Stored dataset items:
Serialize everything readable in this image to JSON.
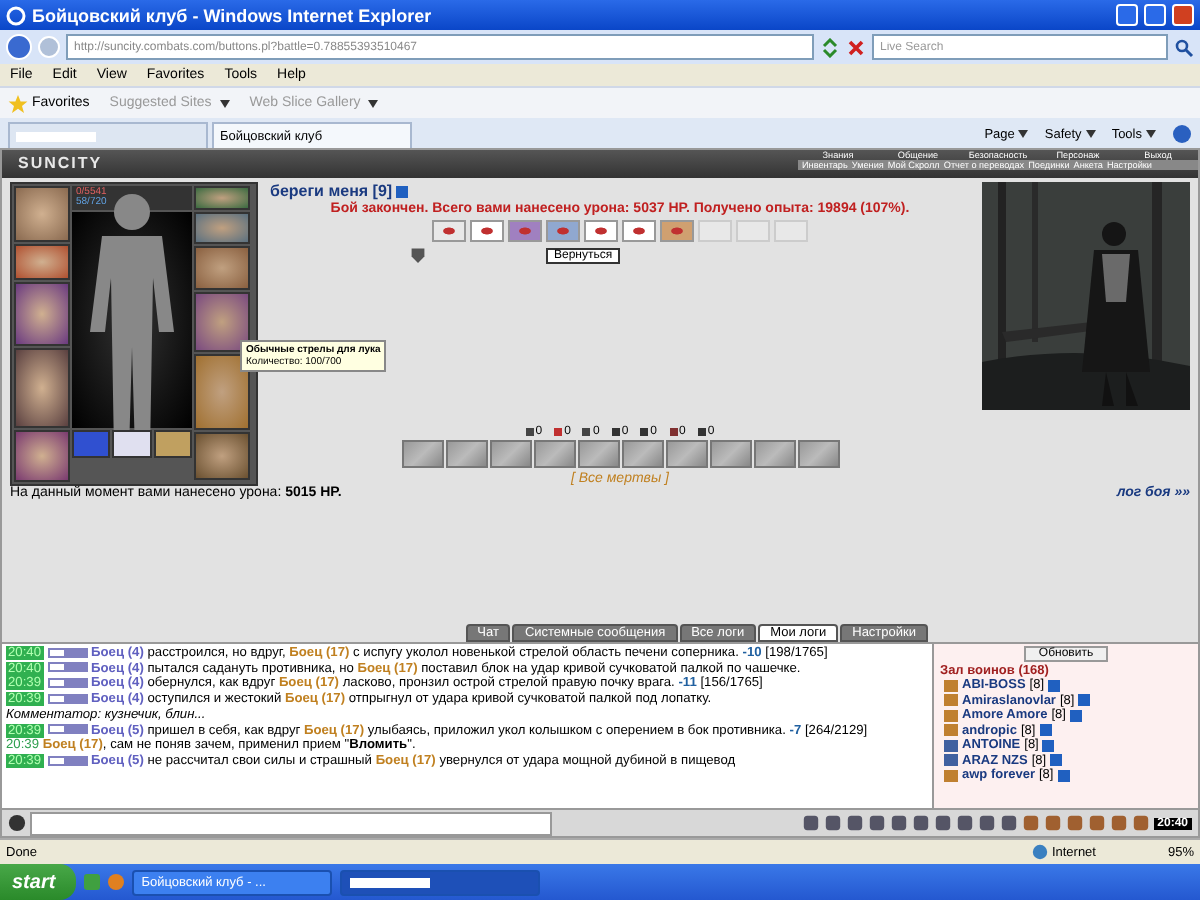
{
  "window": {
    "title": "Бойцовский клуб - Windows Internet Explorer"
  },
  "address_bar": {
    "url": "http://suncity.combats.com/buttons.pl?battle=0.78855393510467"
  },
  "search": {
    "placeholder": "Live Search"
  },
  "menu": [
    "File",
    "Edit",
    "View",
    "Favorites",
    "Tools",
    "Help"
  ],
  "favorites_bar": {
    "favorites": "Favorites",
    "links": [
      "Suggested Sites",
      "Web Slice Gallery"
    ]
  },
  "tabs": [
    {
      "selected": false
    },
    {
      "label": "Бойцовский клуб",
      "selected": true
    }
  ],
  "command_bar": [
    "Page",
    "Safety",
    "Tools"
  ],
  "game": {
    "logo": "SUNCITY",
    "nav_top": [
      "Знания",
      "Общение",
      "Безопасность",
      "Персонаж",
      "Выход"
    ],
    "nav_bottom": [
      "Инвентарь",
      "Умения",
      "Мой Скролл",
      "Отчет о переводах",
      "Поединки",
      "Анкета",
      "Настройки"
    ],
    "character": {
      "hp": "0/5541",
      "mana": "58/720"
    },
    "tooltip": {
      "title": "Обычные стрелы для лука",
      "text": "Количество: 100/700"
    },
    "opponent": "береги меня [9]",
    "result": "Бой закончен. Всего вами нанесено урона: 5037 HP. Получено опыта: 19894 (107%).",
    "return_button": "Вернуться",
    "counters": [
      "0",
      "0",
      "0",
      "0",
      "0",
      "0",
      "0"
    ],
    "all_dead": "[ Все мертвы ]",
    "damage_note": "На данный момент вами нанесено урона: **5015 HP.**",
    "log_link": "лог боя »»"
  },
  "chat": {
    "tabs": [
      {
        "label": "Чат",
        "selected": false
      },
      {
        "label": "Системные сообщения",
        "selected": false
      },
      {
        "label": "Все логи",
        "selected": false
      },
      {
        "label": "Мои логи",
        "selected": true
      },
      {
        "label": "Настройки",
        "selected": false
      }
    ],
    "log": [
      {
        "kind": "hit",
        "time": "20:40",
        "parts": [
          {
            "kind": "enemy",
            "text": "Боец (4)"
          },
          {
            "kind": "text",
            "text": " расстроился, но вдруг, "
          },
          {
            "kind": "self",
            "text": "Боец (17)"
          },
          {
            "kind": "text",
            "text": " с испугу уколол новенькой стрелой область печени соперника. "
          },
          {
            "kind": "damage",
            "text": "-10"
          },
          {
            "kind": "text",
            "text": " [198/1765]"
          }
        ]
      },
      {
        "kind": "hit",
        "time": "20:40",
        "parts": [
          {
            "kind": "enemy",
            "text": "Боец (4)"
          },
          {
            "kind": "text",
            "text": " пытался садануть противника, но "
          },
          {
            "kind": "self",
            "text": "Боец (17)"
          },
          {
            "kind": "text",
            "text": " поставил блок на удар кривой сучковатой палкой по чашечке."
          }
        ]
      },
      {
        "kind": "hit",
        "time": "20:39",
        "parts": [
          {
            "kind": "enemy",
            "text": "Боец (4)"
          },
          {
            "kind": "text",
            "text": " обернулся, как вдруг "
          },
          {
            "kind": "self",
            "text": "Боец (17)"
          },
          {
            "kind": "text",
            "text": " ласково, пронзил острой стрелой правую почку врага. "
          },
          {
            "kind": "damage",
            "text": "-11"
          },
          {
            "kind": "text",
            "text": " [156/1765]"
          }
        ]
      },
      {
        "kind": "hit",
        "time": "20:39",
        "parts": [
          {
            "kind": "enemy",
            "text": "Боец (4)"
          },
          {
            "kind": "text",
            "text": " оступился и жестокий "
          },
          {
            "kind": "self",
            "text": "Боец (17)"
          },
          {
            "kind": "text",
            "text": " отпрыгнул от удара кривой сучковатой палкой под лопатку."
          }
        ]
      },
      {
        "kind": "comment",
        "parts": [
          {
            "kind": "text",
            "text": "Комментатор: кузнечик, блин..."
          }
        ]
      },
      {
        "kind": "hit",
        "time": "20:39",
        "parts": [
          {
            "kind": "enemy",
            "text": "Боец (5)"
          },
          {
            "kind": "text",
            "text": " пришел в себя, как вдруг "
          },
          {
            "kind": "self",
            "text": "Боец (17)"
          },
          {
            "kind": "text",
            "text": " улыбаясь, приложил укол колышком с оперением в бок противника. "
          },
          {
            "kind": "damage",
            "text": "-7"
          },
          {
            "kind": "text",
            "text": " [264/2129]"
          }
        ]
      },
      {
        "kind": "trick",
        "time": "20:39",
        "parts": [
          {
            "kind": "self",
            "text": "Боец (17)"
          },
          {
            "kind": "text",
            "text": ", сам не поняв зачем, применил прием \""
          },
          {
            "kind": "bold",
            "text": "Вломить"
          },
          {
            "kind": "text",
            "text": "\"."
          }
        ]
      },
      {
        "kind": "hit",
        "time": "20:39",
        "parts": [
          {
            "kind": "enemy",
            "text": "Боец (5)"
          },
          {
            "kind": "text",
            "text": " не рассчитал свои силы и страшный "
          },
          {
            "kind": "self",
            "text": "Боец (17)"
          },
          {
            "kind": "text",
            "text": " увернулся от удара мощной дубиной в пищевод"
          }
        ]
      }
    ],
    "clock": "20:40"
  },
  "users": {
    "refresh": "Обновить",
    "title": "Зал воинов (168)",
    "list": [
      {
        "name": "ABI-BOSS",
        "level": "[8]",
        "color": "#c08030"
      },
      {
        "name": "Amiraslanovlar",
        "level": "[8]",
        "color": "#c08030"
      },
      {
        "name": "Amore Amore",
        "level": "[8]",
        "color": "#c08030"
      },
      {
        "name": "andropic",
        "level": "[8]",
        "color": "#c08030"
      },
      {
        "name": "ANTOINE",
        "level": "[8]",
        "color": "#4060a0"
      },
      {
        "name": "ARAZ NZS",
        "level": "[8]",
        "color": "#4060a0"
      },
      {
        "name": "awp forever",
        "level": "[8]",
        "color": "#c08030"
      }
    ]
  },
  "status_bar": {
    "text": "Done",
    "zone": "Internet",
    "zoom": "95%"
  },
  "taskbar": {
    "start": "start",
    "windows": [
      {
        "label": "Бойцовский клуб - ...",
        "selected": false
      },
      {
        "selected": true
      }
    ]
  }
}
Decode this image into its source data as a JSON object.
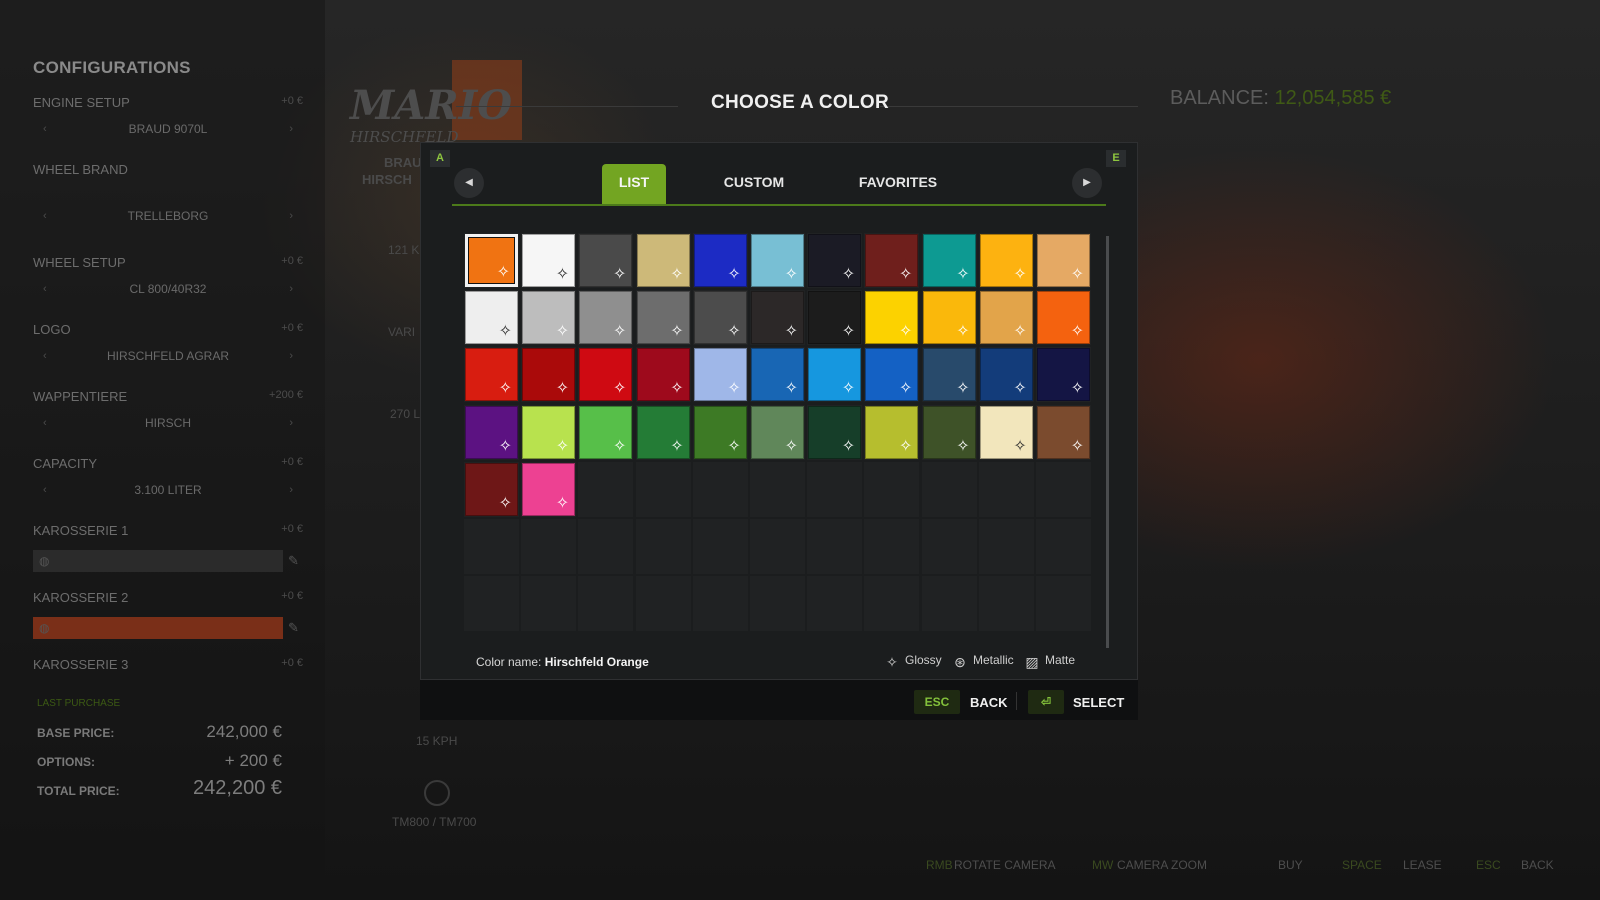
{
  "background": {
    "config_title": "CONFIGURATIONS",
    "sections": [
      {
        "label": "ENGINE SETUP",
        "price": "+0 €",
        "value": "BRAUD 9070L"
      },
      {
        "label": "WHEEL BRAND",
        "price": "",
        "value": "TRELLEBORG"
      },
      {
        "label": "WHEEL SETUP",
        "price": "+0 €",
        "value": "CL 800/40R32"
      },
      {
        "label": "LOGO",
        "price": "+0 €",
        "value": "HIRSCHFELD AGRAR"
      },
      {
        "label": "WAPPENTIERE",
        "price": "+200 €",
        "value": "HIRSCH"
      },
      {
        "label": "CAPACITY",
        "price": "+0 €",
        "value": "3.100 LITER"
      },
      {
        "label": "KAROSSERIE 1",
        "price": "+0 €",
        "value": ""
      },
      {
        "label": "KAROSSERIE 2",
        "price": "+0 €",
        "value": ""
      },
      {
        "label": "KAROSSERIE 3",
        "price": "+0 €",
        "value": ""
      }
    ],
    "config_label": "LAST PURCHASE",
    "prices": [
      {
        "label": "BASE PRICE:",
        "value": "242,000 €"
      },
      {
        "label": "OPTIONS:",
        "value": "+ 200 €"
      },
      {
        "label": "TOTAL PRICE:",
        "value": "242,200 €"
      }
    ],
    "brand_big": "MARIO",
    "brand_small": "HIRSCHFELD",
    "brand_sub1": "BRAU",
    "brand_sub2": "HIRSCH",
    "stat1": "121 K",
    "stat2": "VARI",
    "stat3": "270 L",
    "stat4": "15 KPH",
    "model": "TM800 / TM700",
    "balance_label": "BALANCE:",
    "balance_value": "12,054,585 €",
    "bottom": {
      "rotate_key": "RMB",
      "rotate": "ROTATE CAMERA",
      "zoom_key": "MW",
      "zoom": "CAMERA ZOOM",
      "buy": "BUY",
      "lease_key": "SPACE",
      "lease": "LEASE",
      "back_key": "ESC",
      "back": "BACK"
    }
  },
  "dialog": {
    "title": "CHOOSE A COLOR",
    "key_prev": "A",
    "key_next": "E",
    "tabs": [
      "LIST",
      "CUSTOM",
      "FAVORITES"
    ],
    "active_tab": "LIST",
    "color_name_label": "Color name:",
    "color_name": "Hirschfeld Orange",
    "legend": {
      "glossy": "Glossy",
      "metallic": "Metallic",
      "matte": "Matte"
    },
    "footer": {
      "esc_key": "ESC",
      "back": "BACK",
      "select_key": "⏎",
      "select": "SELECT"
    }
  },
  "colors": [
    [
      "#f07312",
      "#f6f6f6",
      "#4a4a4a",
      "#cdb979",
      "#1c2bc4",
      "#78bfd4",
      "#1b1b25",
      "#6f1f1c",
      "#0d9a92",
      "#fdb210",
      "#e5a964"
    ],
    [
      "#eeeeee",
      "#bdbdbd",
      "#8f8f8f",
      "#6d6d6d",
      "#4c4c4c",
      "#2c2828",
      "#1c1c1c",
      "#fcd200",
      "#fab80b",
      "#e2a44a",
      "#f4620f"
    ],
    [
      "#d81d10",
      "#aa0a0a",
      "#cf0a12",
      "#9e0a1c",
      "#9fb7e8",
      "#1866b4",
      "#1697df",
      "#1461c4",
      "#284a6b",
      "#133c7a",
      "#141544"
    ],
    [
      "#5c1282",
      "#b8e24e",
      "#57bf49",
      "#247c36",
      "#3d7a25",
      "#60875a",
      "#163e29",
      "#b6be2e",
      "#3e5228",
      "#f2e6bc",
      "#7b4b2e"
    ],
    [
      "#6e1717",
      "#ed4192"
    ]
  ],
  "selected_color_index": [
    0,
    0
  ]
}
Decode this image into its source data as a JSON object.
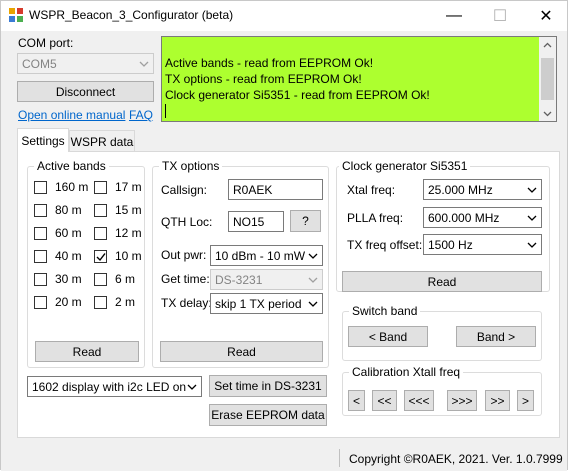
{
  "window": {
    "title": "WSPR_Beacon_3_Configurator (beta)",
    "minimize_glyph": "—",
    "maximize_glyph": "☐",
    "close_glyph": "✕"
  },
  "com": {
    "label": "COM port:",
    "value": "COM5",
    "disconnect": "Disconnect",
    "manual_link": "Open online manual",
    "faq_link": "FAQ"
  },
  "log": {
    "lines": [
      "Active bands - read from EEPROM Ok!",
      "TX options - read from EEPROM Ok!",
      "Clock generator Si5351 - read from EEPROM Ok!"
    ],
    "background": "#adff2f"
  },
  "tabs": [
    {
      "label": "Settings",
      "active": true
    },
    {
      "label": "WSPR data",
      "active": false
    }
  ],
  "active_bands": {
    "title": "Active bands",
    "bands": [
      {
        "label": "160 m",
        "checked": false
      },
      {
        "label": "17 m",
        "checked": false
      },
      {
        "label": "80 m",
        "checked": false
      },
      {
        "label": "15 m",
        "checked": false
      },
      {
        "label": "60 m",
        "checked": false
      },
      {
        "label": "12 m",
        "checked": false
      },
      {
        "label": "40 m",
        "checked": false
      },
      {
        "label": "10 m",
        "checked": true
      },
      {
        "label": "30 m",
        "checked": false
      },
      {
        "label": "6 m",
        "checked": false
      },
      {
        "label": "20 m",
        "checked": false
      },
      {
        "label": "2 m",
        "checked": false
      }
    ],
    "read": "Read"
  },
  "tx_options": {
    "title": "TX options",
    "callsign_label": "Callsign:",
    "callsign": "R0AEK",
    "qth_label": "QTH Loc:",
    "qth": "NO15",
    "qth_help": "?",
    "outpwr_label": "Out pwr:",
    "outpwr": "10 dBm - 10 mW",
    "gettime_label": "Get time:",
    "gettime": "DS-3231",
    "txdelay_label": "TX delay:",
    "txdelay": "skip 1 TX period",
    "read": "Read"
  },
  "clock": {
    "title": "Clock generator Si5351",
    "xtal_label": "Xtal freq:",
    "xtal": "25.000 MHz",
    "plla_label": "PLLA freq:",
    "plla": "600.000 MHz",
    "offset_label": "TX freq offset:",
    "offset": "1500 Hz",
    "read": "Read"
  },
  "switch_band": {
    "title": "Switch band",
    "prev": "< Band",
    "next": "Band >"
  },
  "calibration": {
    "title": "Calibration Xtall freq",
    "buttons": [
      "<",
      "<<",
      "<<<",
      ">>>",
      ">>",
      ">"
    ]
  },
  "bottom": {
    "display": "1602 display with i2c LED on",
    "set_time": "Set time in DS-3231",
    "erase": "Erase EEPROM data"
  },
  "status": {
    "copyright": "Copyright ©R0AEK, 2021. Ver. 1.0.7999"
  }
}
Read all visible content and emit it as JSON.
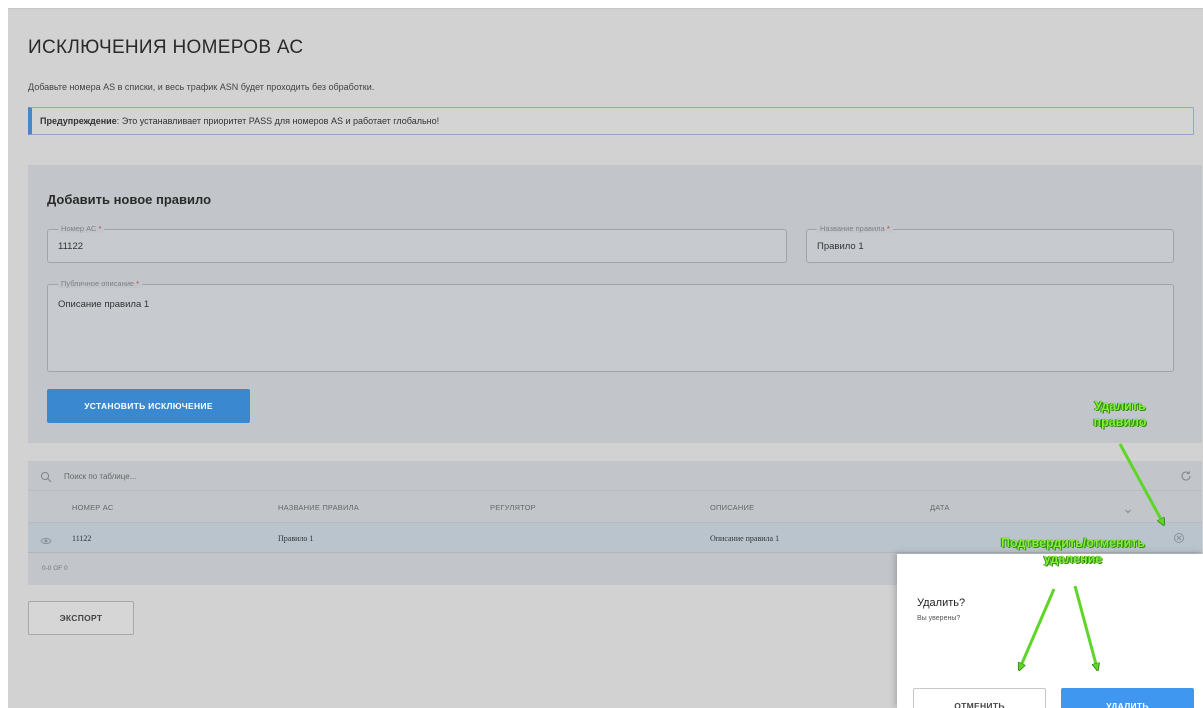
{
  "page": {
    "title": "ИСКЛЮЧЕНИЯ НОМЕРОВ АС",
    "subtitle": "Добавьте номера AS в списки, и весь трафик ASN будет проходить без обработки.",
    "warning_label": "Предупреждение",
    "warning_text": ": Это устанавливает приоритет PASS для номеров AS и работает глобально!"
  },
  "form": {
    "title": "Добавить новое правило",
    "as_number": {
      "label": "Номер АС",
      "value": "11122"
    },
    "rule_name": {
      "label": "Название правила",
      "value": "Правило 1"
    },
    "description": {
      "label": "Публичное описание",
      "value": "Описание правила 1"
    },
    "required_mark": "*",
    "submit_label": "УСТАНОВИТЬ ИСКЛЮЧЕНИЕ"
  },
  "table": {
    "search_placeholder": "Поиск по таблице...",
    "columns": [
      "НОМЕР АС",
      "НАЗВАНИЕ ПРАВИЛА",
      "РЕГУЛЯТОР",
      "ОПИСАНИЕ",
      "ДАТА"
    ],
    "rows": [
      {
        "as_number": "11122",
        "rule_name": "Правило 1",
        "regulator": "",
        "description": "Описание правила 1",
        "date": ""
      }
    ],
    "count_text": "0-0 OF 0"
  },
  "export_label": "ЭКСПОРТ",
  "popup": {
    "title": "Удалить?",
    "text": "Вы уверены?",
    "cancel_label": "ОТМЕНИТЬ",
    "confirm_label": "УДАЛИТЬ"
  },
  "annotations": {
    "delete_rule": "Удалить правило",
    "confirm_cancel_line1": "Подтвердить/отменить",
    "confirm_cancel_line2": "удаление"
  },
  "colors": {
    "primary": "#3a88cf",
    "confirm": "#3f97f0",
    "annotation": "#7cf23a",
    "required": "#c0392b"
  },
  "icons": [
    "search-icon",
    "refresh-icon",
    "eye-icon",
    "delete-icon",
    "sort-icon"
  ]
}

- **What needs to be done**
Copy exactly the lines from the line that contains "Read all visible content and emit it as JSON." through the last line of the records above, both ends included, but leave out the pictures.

- **Answer**
Read all visible content and emit it as JSON.
{
  "page": {
    "title": "ИСКЛЮЧЕНИЯ НОМЕРОВ АС",
    "subtitle": "Добавьте номера AS в списки, и весь трафик ASN будет проходить без обработки.",
    "warning_label": "Предупреждение",
    "warning_text": ": Это устанавливает приоритет PASS для номеров AS и работает глобально!"
  },
  "form": {
    "title": "Добавить новое правило",
    "as_number": {
      "label": "Номер АС",
      "value": "11122"
    },
    "rule_name": {
      "label": "Название правила",
      "value": "Правило 1"
    },
    "description": {
      "label": "Публичное описание",
      "value": "Описание правила 1"
    },
    "required_mark": "*",
    "submit_label": "УСТАНОВИТЬ ИСКЛЮЧЕНИЕ"
  },
  "table": {
    "search_placeholder": "Поиск по таблице...",
    "columns": [
      "НОМЕР АС",
      "НАЗВАНИЕ ПРАВИЛА",
      "РЕГУЛЯТОР",
      "ОПИСАНИЕ",
      "ДАТА"
    ],
    "rows": [
      {
        "as_number": "11122",
        "rule_name": "Правило 1",
        "regulator": "",
        "description": "Описание правила 1",
        "date": ""
      }
    ],
    "count_text": "0-0 OF 0"
  },
  "export_label": "ЭКСПОРТ",
  "popup": {
    "title": "Удалить?",
    "text": "Вы уверены?",
    "cancel_label": "ОТМЕНИТЬ",
    "confirm_label": "УДАЛИТЬ"
  },
  "annotations": {
    "delete_rule": "Удалить правило",
    "confirm_cancel_line1": "Подтвердить/отменить",
    "confirm_cancel_line2": "удаление"
  },
  "colors": {
    "primary": "#3a88cf",
    "confirm": "#3f97f0",
    "annotation": "#7cf23a",
    "required": "#c0392b"
  },
  "icons": [
    "search-icon",
    "refresh-icon",
    "eye-icon",
    "delete-icon",
    "sort-icon"
  ]
}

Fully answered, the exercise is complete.